Commemorated the heavy-water sabotage operation
Last night marked 75 years since the historic sabotage operation targeting the heavy-water plant at Vemork. Today His Royal Highness The Crown Prince Haakon hiked the final stretch of the saboteurs’ strenuous route as part of the commemoration.
Crown Prince Haakon accompanied Norwegian Special Forces soldiers. At roughly 14:30 today they scaled the steep cliff jutting up from the gorge where the Vemork hydroelectric plant is situated. This was precisely where the Norwegian team of saboteurs ascended when they carried out the successful operation to halt the German occupation force’s production of heavy water.
Crown Prince Haakon hiked the final stretch of the saboteurs’ strenuous route accompanied Norwegian Special Forces soldiers. Photo: Sven Gj. Gjeruldsen, The Royal Court
Codenamed Operation Gunnerside, the Vemork mission is considered one of the Allies’ most important acts in the European theatre in all of World War II. British and Norwegian forces collaborated on the operation. During his visit, the Crown Prince Regent stressed the importance of commemorating the operation to remind ourselves and younger generations of what our forefathers fought for. - A day such as this is about our history, our values, about never taking our hard-earned freedoms for granted.
"A day such as this is about our history, our values, about never taking our hard-earned freedoms for granted.
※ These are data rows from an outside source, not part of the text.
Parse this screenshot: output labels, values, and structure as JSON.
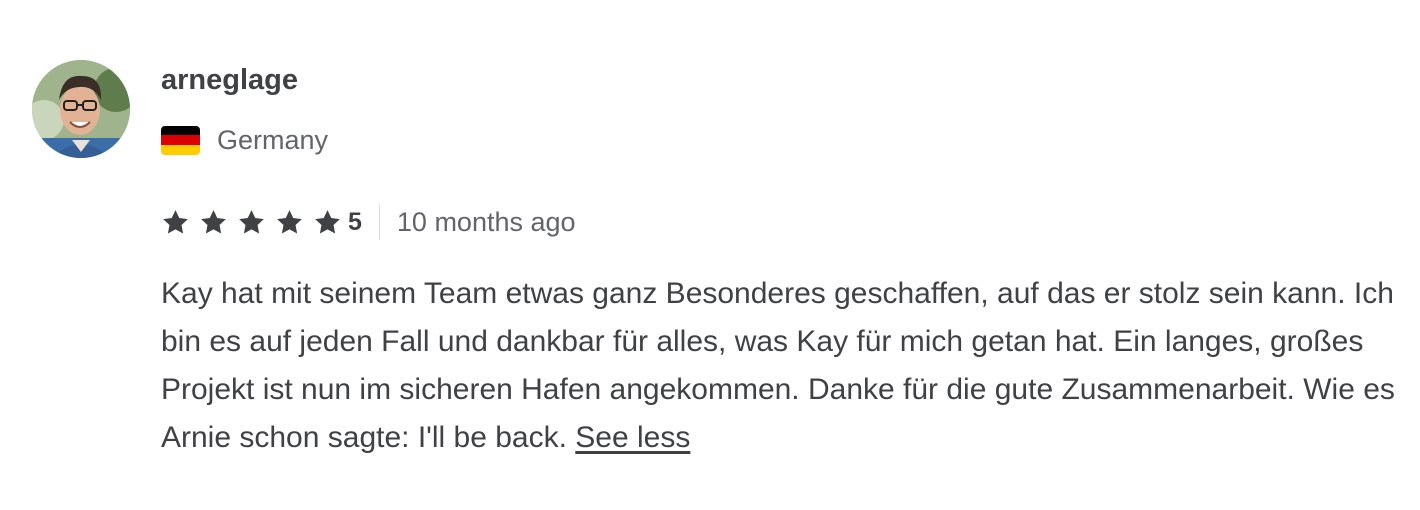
{
  "reviewer": {
    "username": "arneglage",
    "country": "Germany",
    "flag_colors": [
      "#000000",
      "#dd0000",
      "#ffce00"
    ]
  },
  "rating": {
    "stars": 5,
    "score": "5",
    "time_ago": "10 months ago",
    "star_color": "#404145"
  },
  "review": {
    "text": "Kay hat mit seinem Team etwas ganz Besonderes geschaffen, auf das er stolz sein kann. Ich bin es auf jeden Fall und dankbar für alles, was Kay für mich getan hat. Ein langes, großes Projekt ist nun im sicheren Hafen angekommen. Danke für die gute Zusammenarbeit. Wie es Arnie schon sagte: I'll be back.",
    "toggle_label": "See less"
  }
}
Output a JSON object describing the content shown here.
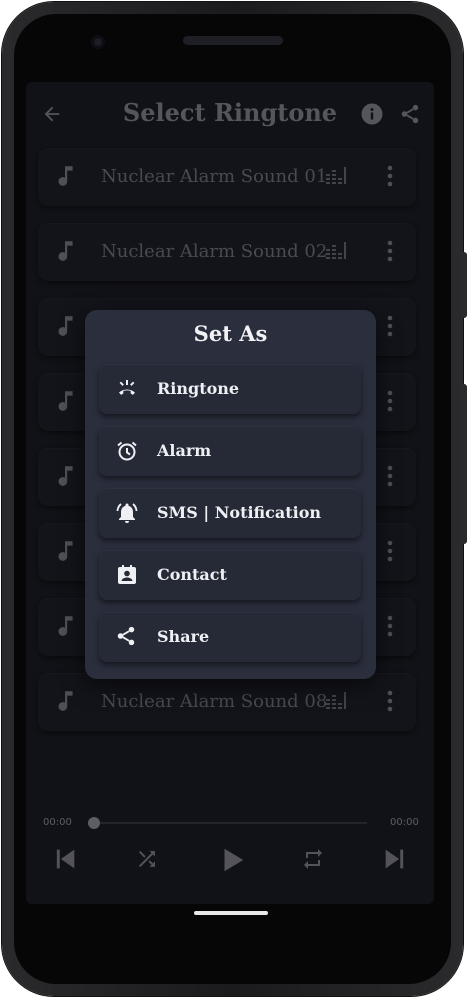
{
  "header": {
    "title": "Select Ringtone",
    "back_icon": "arrow-left-icon",
    "info_icon": "info-icon",
    "share_icon": "share-icon"
  },
  "list": {
    "items": [
      {
        "name": "Nuclear Alarm Sound 01"
      },
      {
        "name": "Nuclear Alarm Sound 02"
      },
      {
        "name": ""
      },
      {
        "name": ""
      },
      {
        "name": ""
      },
      {
        "name": ""
      },
      {
        "name": ""
      },
      {
        "name": "Nuclear Alarm Sound 08"
      }
    ]
  },
  "dialog": {
    "title": "Set As",
    "options": [
      {
        "label": "Ringtone",
        "icon": "ringtone-icon"
      },
      {
        "label": "Alarm",
        "icon": "alarm-clock-icon"
      },
      {
        "label": "SMS | Notification",
        "icon": "notification-bell-icon"
      },
      {
        "label": "Contact",
        "icon": "contact-icon"
      },
      {
        "label": "Share",
        "icon": "share-icon"
      }
    ]
  },
  "player": {
    "current_time": "00:00",
    "total_time": "00:00",
    "progress": 0
  },
  "colors": {
    "screen_bg": "#181a22",
    "dialog_bg": "#2a2e3d",
    "option_bg": "#262a37",
    "text_light": "#eef0f4",
    "text_dim": "#797a84"
  }
}
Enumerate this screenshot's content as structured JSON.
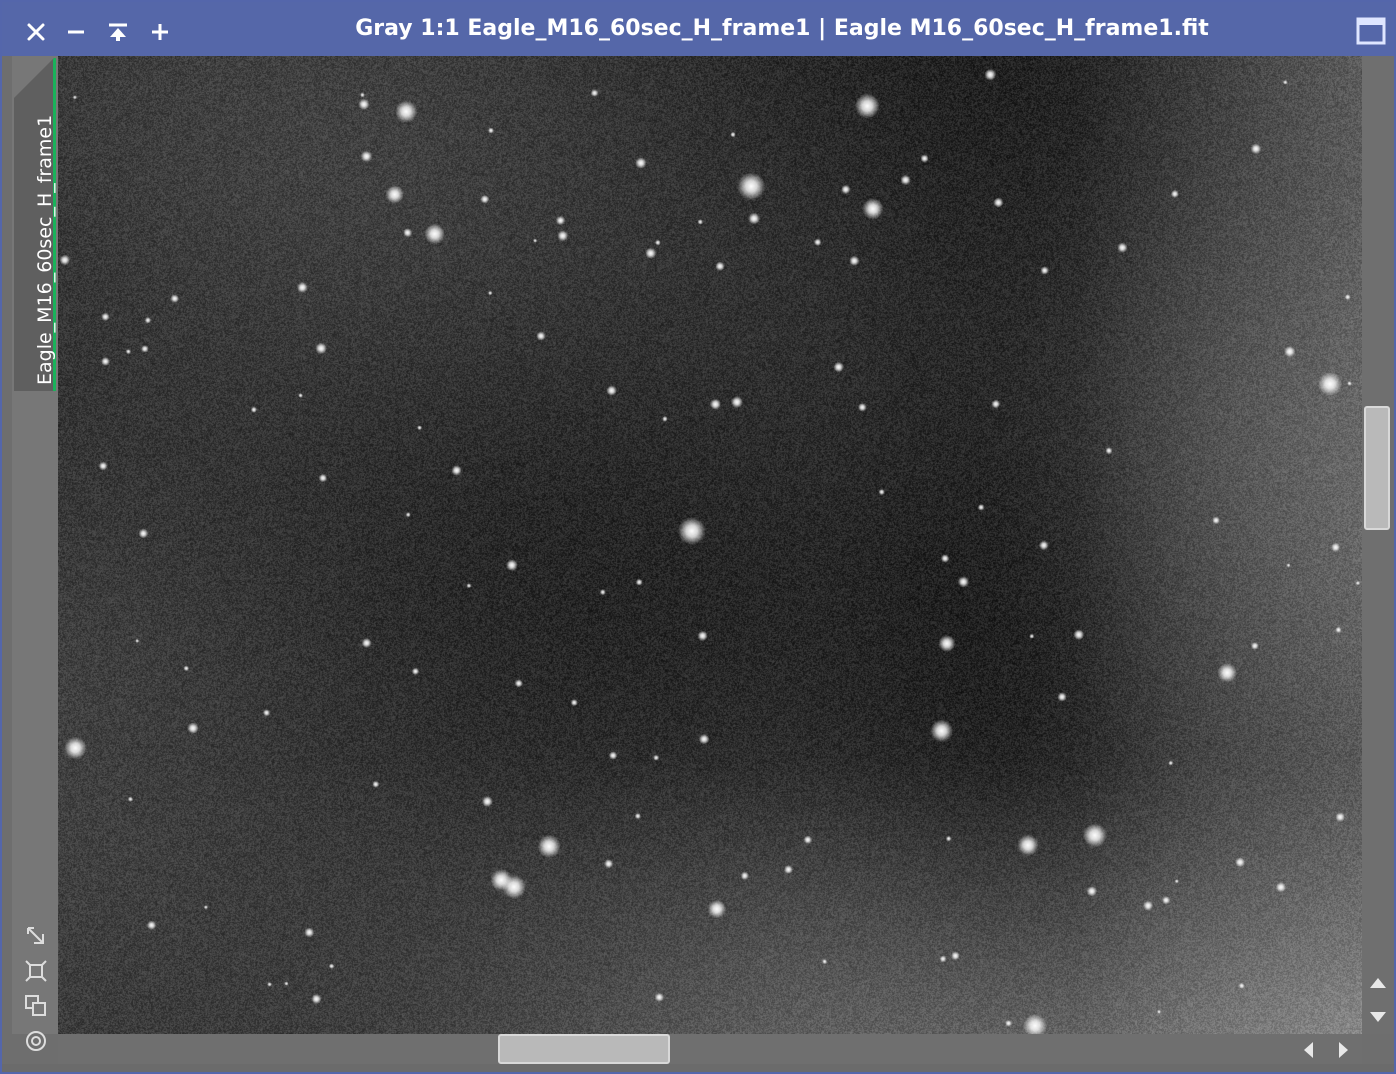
{
  "window": {
    "title": "Gray 1:1 Eagle_M16_60sec_H_frame1 | Eagle M16_60sec_H_frame1.fit",
    "titlebar_color": "#5567a9",
    "buttons": {
      "close": "close-icon",
      "minimize": "minimize-icon",
      "shade": "shade-icon",
      "maximize_plus": "plus-icon",
      "maximize": "maximize-icon"
    }
  },
  "view_tab": {
    "label": "Eagle_M16_60sec_H_frame1",
    "accent_color": "#19b25a"
  },
  "side_tools": [
    {
      "name": "fit-to-window-icon"
    },
    {
      "name": "zoom-to-fit-icon"
    },
    {
      "name": "clone-view-icon"
    },
    {
      "name": "target-icon"
    }
  ],
  "image": {
    "description_free": true,
    "mode": "Gray",
    "zoom": "1:1"
  }
}
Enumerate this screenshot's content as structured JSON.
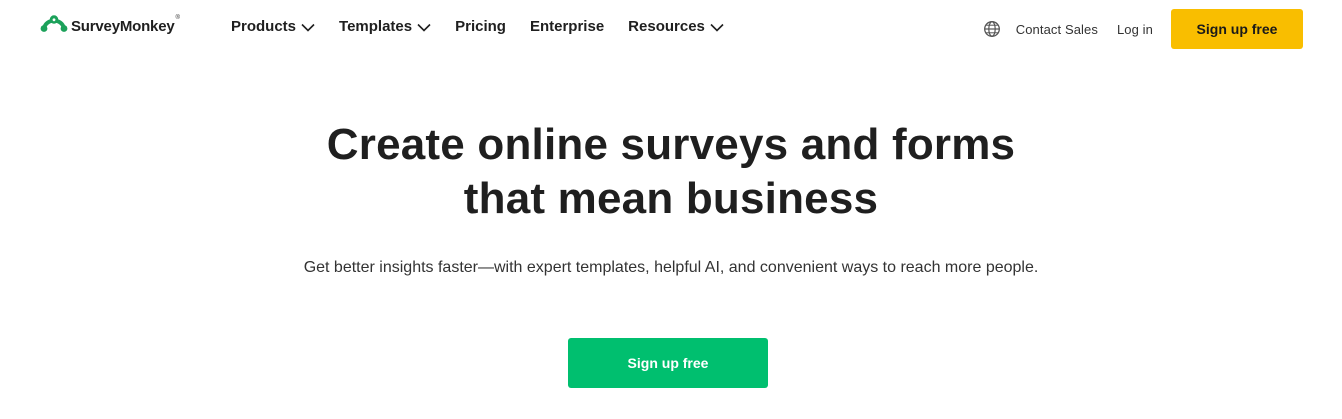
{
  "brand": {
    "name": "SurveyMonkey",
    "trademark": "®",
    "logo_icon": "surveymonkey-logo-icon",
    "colors": {
      "brand_green": "#00bf6f",
      "logo_green": "#1ca15a",
      "signup_yellow": "#f9be00",
      "text_dark": "#1f1f1f"
    }
  },
  "nav": {
    "items": [
      {
        "label": "Products",
        "has_dropdown": true
      },
      {
        "label": "Templates",
        "has_dropdown": true
      },
      {
        "label": "Pricing",
        "has_dropdown": false
      },
      {
        "label": "Enterprise",
        "has_dropdown": false
      },
      {
        "label": "Resources",
        "has_dropdown": true
      }
    ],
    "dropdown_icon": "chevron-down-icon"
  },
  "utility": {
    "language_icon": "globe-icon",
    "contact_sales": "Contact Sales",
    "login": "Log in",
    "signup": "Sign up free"
  },
  "hero": {
    "title_line1": "Create online surveys and forms",
    "title_line2": "that mean business",
    "subtitle": "Get better insights faster—with expert templates, helpful AI, and convenient ways to reach more people.",
    "cta": "Sign up free"
  }
}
The Crown Prince Regent’s journey today was a demanding one, with a ski run down the mountain, through the Fjøsbudalen valley, and then a hike along the gorge. It provided a small sense of just how arduous it must have been for the saboteurs on that night 75 years ago.
The heavy-water sabotage operation was actually a series of military sabotage acts on Norsk Hydro’s occupied plant outside the town of Rjukan during WWII. The acts were carried out by Allied forces with the intent of impeding Germany’s access to heavy water produced at the plant in Rjukan. Heavy water was important in atomic research and potentially for producing atomic weaponry. A small force of locals and specially trained saboteurs were asked to carry out the mission: destroy the heavy-water plant at Vemork.
The party ascended the gorge pricesely where the Norwegian team of saboteurs ascended 75 years ago. Photo: Håkon Mosvold Larsen / NTB scanpix
Led by Joachim Rønneberg, the saboteurs managed to reach the plant on the night of 27‒28 February 1943. In the course of a few minutes, their explosive charges were set, and the resulting blasts shortly thereafter destroyed the heavy-water production cells.
Now 98 years old, Mr Rønneberg unfortunately did not have the chance to attend today’s Vemork ceremony. But there, Crown Prince Haakon recorded a video greeting from the Hardangervidda mountain plateau that will be sent to Mr Rønneberg as soon as conditions allow.
After their attack on Vemork, the saboteurs vanished along roughly the same route they had used in their approach – down the cliff into the gorge and up the mountain on the other side. Part of the team then crossed southern Norway and into Sweden, while the others remained on the Hardangervidda mountain plateau. The entire operation was carried out in full British uniform and without firing a shot.
At the Vemork plant the Crown Prince Regent was given a tour of the heavy-water cellar and a presentation on the excavations carried out to recreate the cellar as it was. Afterwards the plant cafeteria served the local specialty, “Workmen’s soup”.
In the heavy-water cellar at Vemork. Photo: Håkon Mosvold Larsen / NTB scanpix
The event concluded with Crown Prince Haakon and Her Britannic Majesty’s Ambassador to the Kingdom of Norway, Sarah Gillett, laying a wreath at the monument at the Vemork plant.
Crown Prince Haakon and Ambassador Sarah Gillett laid wreaths at the monument at the Vemork plant. Photo: Sven Gj. Gjeruldsen, The Royal Court
There are strong historical ties between Norway and the UK, and in 2015 Crown Prince Haakon attended the 75th anniversary for the Special Operations Executive in London to honour veterans for their service during WWII.
Their efforts behind enemy lines helped to tip the war balance in the Allies’ favour.
Science and culture
Research, sports, beekeeping and music. Norway and Slovenia share a wide array of interests, and today the King and Queen and the Slovenian President, Borut Pahor, gained insight into several of them.
State visit from Slovenia
Today Their Majesties The King and Queen welcomed the President of the Republic of Slovenia, His Excellency Mr Borut Pahor, to Norway. This is the first State Visit to Norway of a Slovenian President and King Harald and Queen Sonja are his hosts.